From a young age, I was told I could be and do absolutely anything I put my mind to.
I was told I deserved it all.
The world was my oyster, so why should I settle for anything less than extraordinary?
I appreciate why the ones who love me most would want me to believe this and push me to live the best life possible.
What they didn’t understand, however, is the immense pressure this places on me, and so many other millennials like me, as we grow up and begin to take on the reality of our society.
We’re raised as seekers rather than appreciators.
Not long ago, I had it all.

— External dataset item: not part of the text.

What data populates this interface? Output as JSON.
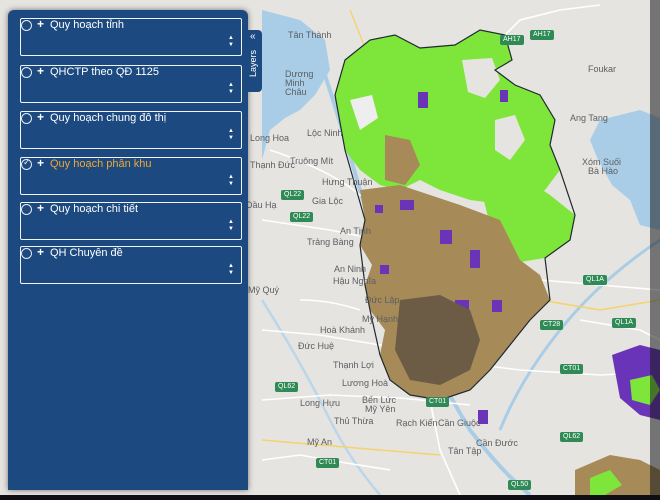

An amazing job with a great paycheck, a brand new car, a house that I loved, incredible friends and family, and a boyfriend I was crazy about.
On paper, this was more or less it: the American dream (even for us Canadians). I felt like I was on top of the world but, in hindsight, I didn’t know how to truly appreciate what I had.
I left my amazing job—the best one I’ve ever had—because I wanted more. I didn’t want to settle. What if the grass were greener elsewhere?
But more isn’t always better.
I’ve felt so unsettled and unsure since leaving that job. Sure, I’ve taken on many ventures since and they’ve all brought me some form of contentment and satisfaction, but nothing quite like that first high. So, I kept changing paths and taking on new ideas—always seeking.
It became increasingly evident that approach was getting me nowhere, so I decided to sell every last thing I owned at the end of 2016 and I booked a one-way ticket out of Canada with no plan. My only intention: figure out what fulfilment really means.
I’m now in my late 20s and—no surprise here—I feel more lost and uncertain than ever. But
I’m not alone. The more I connect with people my age, the more I realize this is a common theme.
Many of us feel as though we peaked too young and we don’t know what to do when it’s just not enough anymore. We’ve been taught to never settle so, even when we have it good, we want more. This leads us to constantly re-evaluate relationships, jobs, our definition of happiness and success, where we call home—everything we stand for and who we think we are.
We’re ill-equipped to deal with this quarter life-crisis on our own and navigate our way out of it.
Yes, the experiences we have and everything we take on helps us to learn and grow in fundamental and powerful ways, but where do we go from here? How do we live a more fulfilling life when we feel like nothing will ever compare to what we’ve walked away from, or what we imagine we should be striving for?
For those rolling their eyes, thinking we’re just young and naïve: I am truly happy you’ve figured your world out and are rocking it, but this is our reality. This is what so many 20 and 30-somethings are dealing with and working through right now.
Originally posted on Elephant Journal